EXERCISE DETAILS: From the records below, determine the number of lines containing "hoist". Output that number alone.

Data entries
□ □ □ □

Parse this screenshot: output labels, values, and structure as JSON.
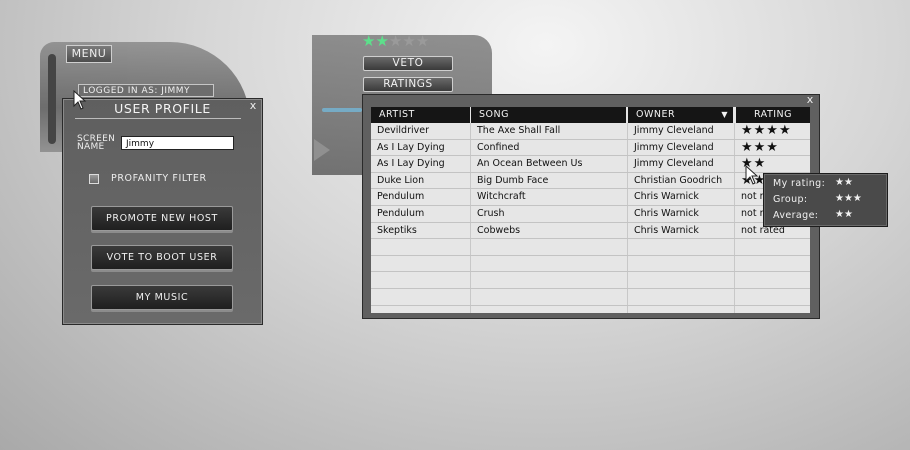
{
  "header": {
    "menu_label": "MENU",
    "logged_in_text": "LOGGED IN AS: JIMMY"
  },
  "user_profile": {
    "title": "USER PROFILE",
    "close_label": "x",
    "screen_name_label": "SCREEN NAME",
    "screen_name_value": "Jimmy",
    "profanity_filter_label": "PROFANITY FILTER",
    "profanity_filter_checked": false,
    "buttons": [
      "PROMOTE NEW HOST",
      "VOTE TO BOOT USER",
      "MY MUSIC"
    ]
  },
  "current_song": {
    "rating_filled": 2,
    "rating_max": 5,
    "accent_color": "#5ddf8b",
    "veto_label": "VETO",
    "ratings_label": "RATINGS"
  },
  "playlist": {
    "close_label": "x",
    "columns": [
      "ARTIST",
      "SONG",
      "OWNER",
      "RATING"
    ],
    "sort_indicator": "▼",
    "rows": [
      {
        "artist": "Devildriver",
        "song": "The Axe Shall Fall",
        "owner": "Jimmy Cleveland",
        "rating": "★★★★"
      },
      {
        "artist": "As I Lay Dying",
        "song": "Confined",
        "owner": "Jimmy Cleveland",
        "rating": "★★★"
      },
      {
        "artist": "As I Lay Dying",
        "song": "An Ocean Between Us",
        "owner": "Jimmy Cleveland",
        "rating": "★★"
      },
      {
        "artist": "Duke Lion",
        "song": "Big Dumb Face",
        "owner": "Christian Goodrich",
        "rating": "★★"
      },
      {
        "artist": "Pendulum",
        "song": "Witchcraft",
        "owner": "Chris Warnick",
        "rating": "not rated"
      },
      {
        "artist": "Pendulum",
        "song": "Crush",
        "owner": "Chris Warnick",
        "rating": "not rated"
      },
      {
        "artist": "Skeptiks",
        "song": "Cobwebs",
        "owner": "Chris Warnick",
        "rating": "not rated"
      }
    ]
  },
  "rating_tooltip": {
    "my_rating_label": "My rating:",
    "my_rating_value": "★★",
    "group_label": "Group:",
    "group_value": "★★★",
    "average_label": "Average:",
    "average_value": "★★"
  }
}
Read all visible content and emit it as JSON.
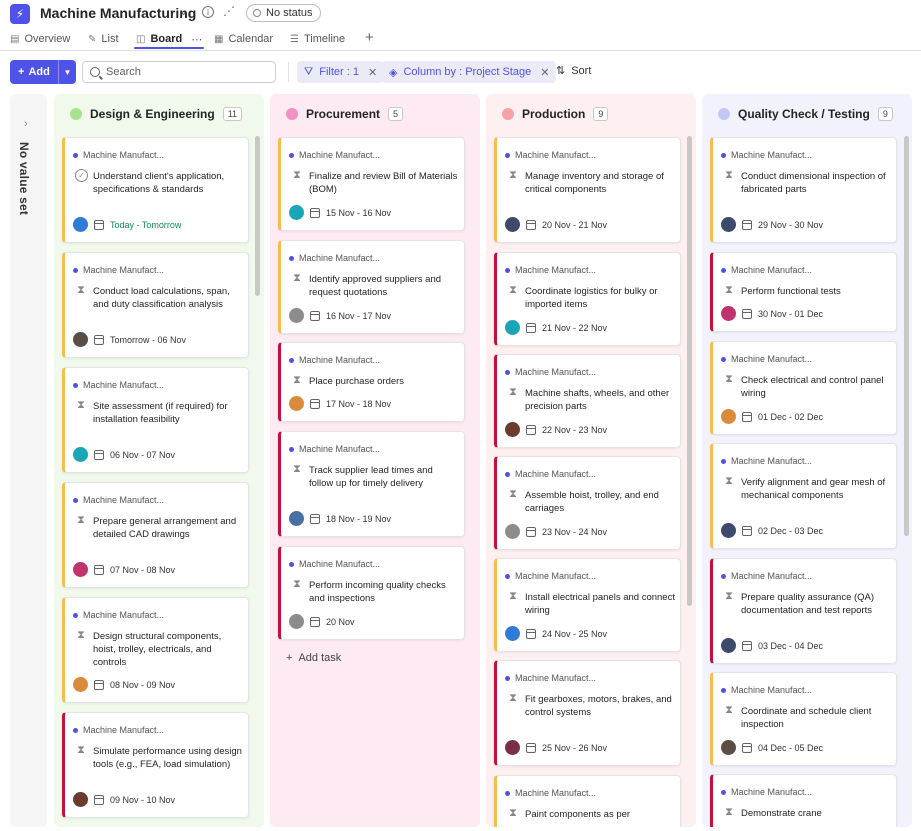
{
  "header": {
    "app_title": "Machine Manufacturing",
    "status": "No status"
  },
  "tabs": [
    {
      "label": "Overview",
      "icon": "clipboard-icon"
    },
    {
      "label": "List",
      "icon": "pin-icon"
    },
    {
      "label": "Board",
      "icon": "board-icon",
      "active": true
    },
    {
      "label": "Calendar",
      "icon": "calendar-icon"
    },
    {
      "label": "Timeline",
      "icon": "timeline-icon"
    }
  ],
  "toolbar": {
    "add_label": "Add",
    "search_placeholder": "Search",
    "filter_label": "Filter : 1",
    "column_label": "Column by : Project Stage",
    "sort_label": "Sort"
  },
  "colors": {
    "accent": "#4f52e8",
    "medium_priority": "#f4bf4f",
    "high_priority": "#c50f3c",
    "due_today": "#0e8a5f"
  },
  "no_value_column": "No value set",
  "add_task_label": "Add task",
  "columns": [
    {
      "name": "Design & Engineering",
      "count": "11",
      "dot_color": "#a6e38f",
      "bg": "#f1f9ec",
      "cards": [
        {
          "project": "Machine Manufact...",
          "title": "Understand client's application, specifications & standards",
          "date": "Today - Tomorrow",
          "status": "completed",
          "priority": "medium",
          "avatar": "#2f7bd6",
          "date_color": "green"
        },
        {
          "project": "Machine Manufact...",
          "title": "Conduct load calculations, span, and duty classification analysis",
          "date": "Tomorrow - 06 Nov",
          "status": "pending",
          "priority": "medium",
          "avatar": "#5a4d45"
        },
        {
          "project": "Machine Manufact...",
          "title": "Site assessment (if required) for installation feasibility",
          "date": "06 Nov - 07 Nov",
          "status": "pending",
          "priority": "medium",
          "avatar": "#1aa6b7"
        },
        {
          "project": "Machine Manufact...",
          "title": "Prepare general arrangement and detailed CAD drawings",
          "date": "07 Nov - 08 Nov",
          "status": "pending",
          "priority": "medium",
          "avatar": "#c0346e"
        },
        {
          "project": "Machine Manufact...",
          "title": "Design structural components, hoist, trolley, electricals, and controls",
          "date": "08 Nov - 09 Nov",
          "status": "pending",
          "priority": "medium",
          "avatar": "#d98b3a"
        },
        {
          "project": "Machine Manufact...",
          "title": "Simulate performance using design tools (e.g., FEA, load simulation)",
          "date": "09 Nov - 10 Nov",
          "status": "pending",
          "priority": "high",
          "avatar": "#6b3b2e"
        }
      ]
    },
    {
      "name": "Procurement",
      "count": "5",
      "dot_color": "#f48fc1",
      "bg": "#fdeaf3",
      "cards": [
        {
          "project": "Machine Manufact...",
          "title": "Finalize and review Bill of Materials (BOM)",
          "date": "15 Nov - 16 Nov",
          "status": "pending",
          "priority": "medium",
          "avatar": "#1aa6b7"
        },
        {
          "project": "Machine Manufact...",
          "title": "Identify approved suppliers and request quotations",
          "date": "16 Nov - 17 Nov",
          "status": "pending",
          "priority": "medium",
          "avatar": "#8c8c8c"
        },
        {
          "project": "Machine Manufact...",
          "title": "Place purchase orders",
          "date": "17 Nov - 18 Nov",
          "status": "pending",
          "priority": "high",
          "avatar": "#d98b3a"
        },
        {
          "project": "Machine Manufact...",
          "title": "Track supplier lead times and follow up for timely delivery",
          "date": "18 Nov - 19 Nov",
          "status": "pending",
          "priority": "high",
          "avatar": "#4a6fa5"
        },
        {
          "project": "Machine Manufact...",
          "title": "Perform incoming quality checks and inspections",
          "date": "20 Nov",
          "status": "pending",
          "priority": "high",
          "avatar": "#8c8c8c"
        }
      ]
    },
    {
      "name": "Production",
      "count": "9",
      "dot_color": "#f7a1a8",
      "bg": "#feeff0",
      "cards": [
        {
          "project": "Machine Manufact...",
          "title": "Manage inventory and storage of critical components",
          "date": "20 Nov - 21 Nov",
          "status": "pending",
          "priority": "medium",
          "avatar": "#3d4a6b"
        },
        {
          "project": "Machine Manufact...",
          "title": "Coordinate logistics for bulky or imported items",
          "date": "21 Nov - 22 Nov",
          "status": "pending",
          "priority": "high",
          "avatar": "#1aa6b7"
        },
        {
          "project": "Machine Manufact...",
          "title": "Machine shafts, wheels, and other precision parts",
          "date": "22 Nov - 23 Nov",
          "status": "pending",
          "priority": "high",
          "avatar": "#6b3b2e"
        },
        {
          "project": "Machine Manufact...",
          "title": "Assemble hoist, trolley, and end carriages",
          "date": "23 Nov - 24 Nov",
          "status": "pending",
          "priority": "high",
          "avatar": "#8c8c8c"
        },
        {
          "project": "Machine Manufact...",
          "title": "Install electrical panels and connect wiring",
          "date": "24 Nov - 25 Nov",
          "status": "pending",
          "priority": "medium",
          "avatar": "#2f7bd6"
        },
        {
          "project": "Machine Manufact...",
          "title": "Fit gearboxes, motors, brakes, and control systems",
          "date": "25 Nov - 26 Nov",
          "status": "pending",
          "priority": "high",
          "avatar": "#7a2e4a"
        },
        {
          "project": "Machine Manufact...",
          "title": "Paint components as per",
          "date": "",
          "status": "pending",
          "priority": "medium",
          "avatar": "#8c8c8c"
        }
      ]
    },
    {
      "name": "Quality Check / Testing",
      "count": "9",
      "dot_color": "#c4c6f5",
      "bg": "#f2f2fc",
      "cards": [
        {
          "project": "Machine Manufact...",
          "title": "Conduct dimensional inspection of fabricated parts",
          "date": "29 Nov - 30 Nov",
          "status": "pending",
          "priority": "medium",
          "avatar": "#3d4a6b"
        },
        {
          "project": "Machine Manufact...",
          "title": "Perform functional tests",
          "date": "30 Nov - 01 Dec",
          "status": "pending",
          "priority": "high",
          "avatar": "#c0346e"
        },
        {
          "project": "Machine Manufact...",
          "title": "Check electrical and control panel wiring",
          "date": "01 Dec - 02 Dec",
          "status": "pending",
          "priority": "medium",
          "avatar": "#d98b3a"
        },
        {
          "project": "Machine Manufact...",
          "title": "Verify alignment and gear mesh of mechanical components",
          "date": "02 Dec - 03 Dec",
          "status": "pending",
          "priority": "medium",
          "avatar": "#3d4a6b"
        },
        {
          "project": "Machine Manufact...",
          "title": "Prepare quality assurance (QA) documentation and test reports",
          "date": "03 Dec - 04 Dec",
          "status": "pending",
          "priority": "high",
          "avatar": "#3d4a6b"
        },
        {
          "project": "Machine Manufact...",
          "title": "Coordinate and schedule client inspection",
          "date": "04 Dec - 05 Dec",
          "status": "pending",
          "priority": "medium",
          "avatar": "#5a4d45"
        },
        {
          "project": "Machine Manufact...",
          "title": "Demonstrate crane",
          "date": "",
          "status": "pending",
          "priority": "high",
          "avatar": "#8c8c8c"
        }
      ]
    }
  ]
}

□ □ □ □

YOUR SOLUTION: 2